Changing career a number of times helped Our/Vodka’s Åsa Caap realise she is an entrepreneur at heart and that she thrives when she’s able to constantly to reinvent.
Åsa Caap’s career has spanned many worlds, from agency McCann and starting her own business to global innovation director at Pernod Ricard-owned Absolut and launching the community-based Our/Vodka brand within the drinks giant. She has grown the business from a small distillery in Berlin to a global operation where locals produce vodka in cities around the world.
As well as owning two global patents and being a member of both the Swedish Inventors Society and Sweden’s Female Innovators, the Stockholm-based entrepreneur was selected by not-for-profit organisation The Hunger Project to coach female entrepreneurs in developing countries. She has also raised funds for The Swedish Childhood Cancer Foundation.
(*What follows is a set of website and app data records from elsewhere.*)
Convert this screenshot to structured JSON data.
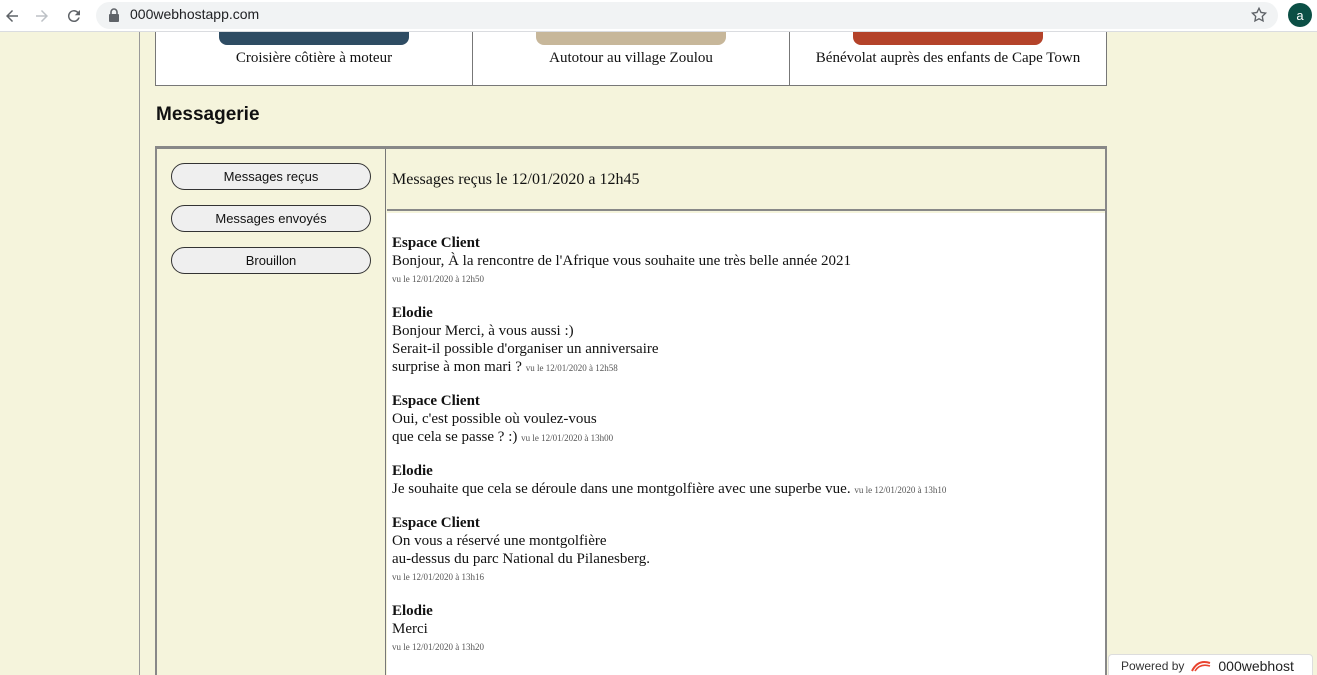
{
  "browser": {
    "url": "000webhostapp.com",
    "profile_initial": "a"
  },
  "cards": [
    {
      "label": "Croisière côtière à moteur",
      "color": "#2e4c63"
    },
    {
      "label": "Autotour au village Zoulou",
      "color": "#c7b79a"
    },
    {
      "label": "Bénévolat auprès des enfants de Cape Town",
      "color": "#b4432a"
    }
  ],
  "section_title": "Messagerie",
  "sidebar": {
    "buttons": [
      "Messages reçus",
      "Messages envoyés",
      "Brouillon"
    ]
  },
  "inbox_header": "Messages reçus le 12/01/2020 a 12h45",
  "messages": [
    {
      "author": "Espace Client",
      "lines": [
        "Bonjour, À la rencontre de l'Afrique vous souhaite une très belle année 2021"
      ],
      "seen": "vu le 12/01/2020 à 12h50"
    },
    {
      "author": "Elodie",
      "lines": [
        "Bonjour Merci, à vous aussi :)",
        "Serait-il possible d'organiser un anniversaire",
        "surprise à mon mari ?"
      ],
      "seen": "vu le 12/01/2020 à 12h58"
    },
    {
      "author": "Espace Client",
      "lines": [
        "Oui, c'est possible où voulez-vous",
        "que cela se passe ? :)"
      ],
      "seen": "vu le 12/01/2020 à 13h00"
    },
    {
      "author": "Elodie",
      "lines": [
        "Je souhaite que cela se déroule dans une montgolfière avec une superbe vue."
      ],
      "seen": "vu le 12/01/2020 à 13h10"
    },
    {
      "author": "Espace Client",
      "lines": [
        "On vous a réservé une montgolfière",
        "au-dessus du parc National du Pilanesberg."
      ],
      "seen": "vu le 12/01/2020 à 13h16"
    },
    {
      "author": "Elodie",
      "lines": [
        "Merci"
      ],
      "seen": "vu le 12/01/2020 à 13h20"
    }
  ],
  "badge": {
    "powered": "Powered by",
    "brand": "000webhost"
  }
}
As a 2016 inductee of Marketing Week’s Vision 100, Caap shares key moments and advice that led to her being named Sweden’s ‘Intrapreneur of the Year’ for her work on Our/Vodka.
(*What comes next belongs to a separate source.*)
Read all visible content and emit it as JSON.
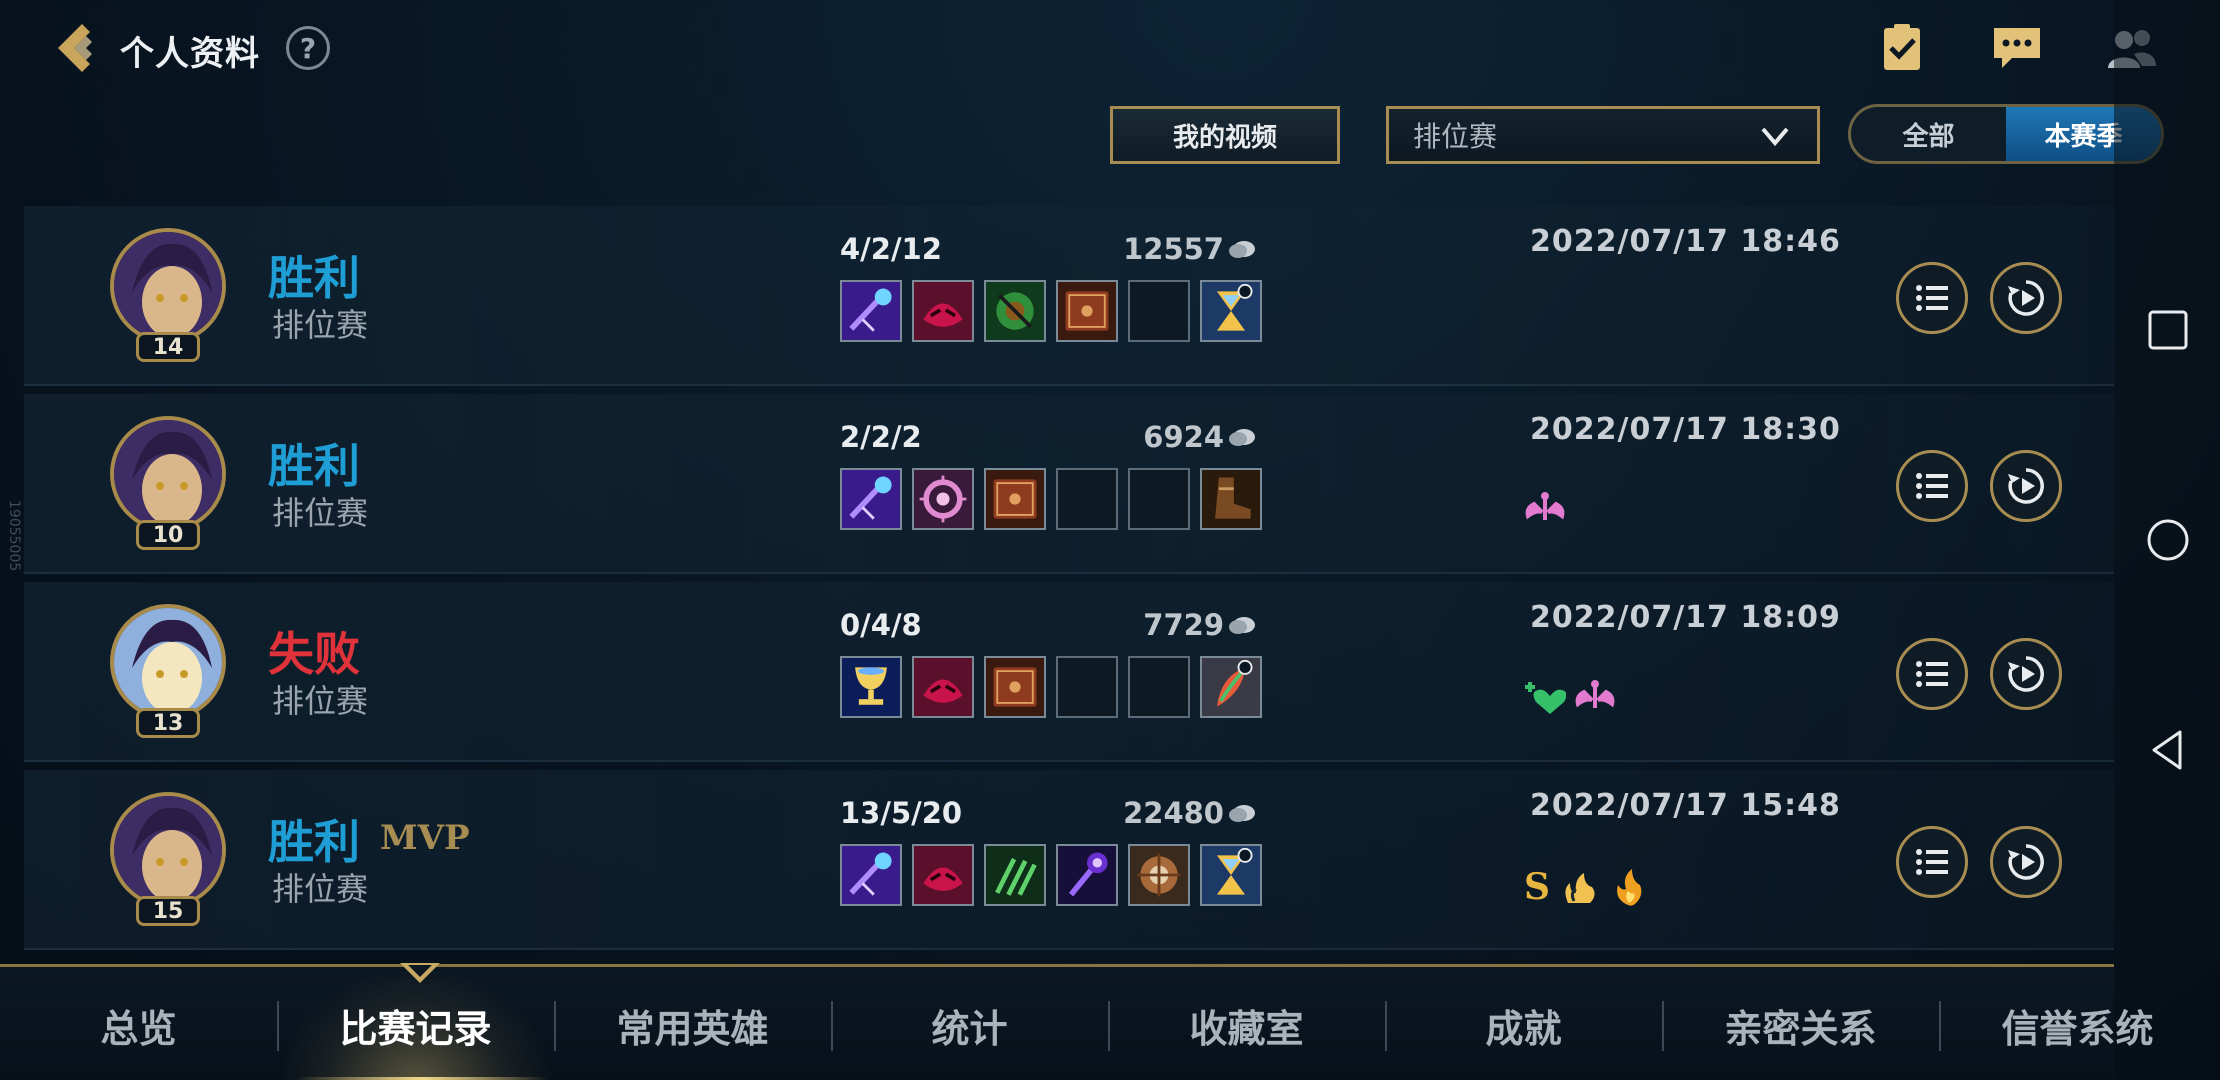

What moments have led to real change in your career?
The fact that I have tried different things has shaped the way I think and behave. There is no one big moment but [as I have made the] decision to change paths a few times, it [has given me] a different angle on things.
We have parental leave in Sweden, and although this may not be looked upon as a career move, I was off for almost a year and that was a good moment for my career. It gives you time to reflect and think in the middle of your life because once you start working, you just keep running.
What was the spark that led to the creation of Our/Vodka?
When I started at Pernod Ricard, I stepped away from my [comfort zone] by joining a big company. I started a new idea; I couldn’t help myself and ended up doing the entrepreneur thing again. Now I know that I should stay on the path of an entrepreneur or intrapreneur.
What advice would you give others looking to reinvigorate their career, who don’t have that chance to take parental leave?
When on paper you are doing fine, it’s tough to stop and reflect. But try different things because you have to ask: what if I’m on the wrong track? You only have one life and when you are on a train at fast speed, it’s hard to stop. It is scary but jump sideways and make a leap.
How has the women’s empowerment movement affected your career?
There is stronger support for women now: before it was more about being angry and against something but today it’s more embracing and positive. It is about helping each other and networking; there’s a different tone to it that I enjoy. Women push women to go forward. I feel encouraged and cheered as a woman – it’s a great movement.
What career advice can you give others looking at getting ahead in their career?
Just jump. You can go on for months and years but there’s no good day, just make up your mind and go.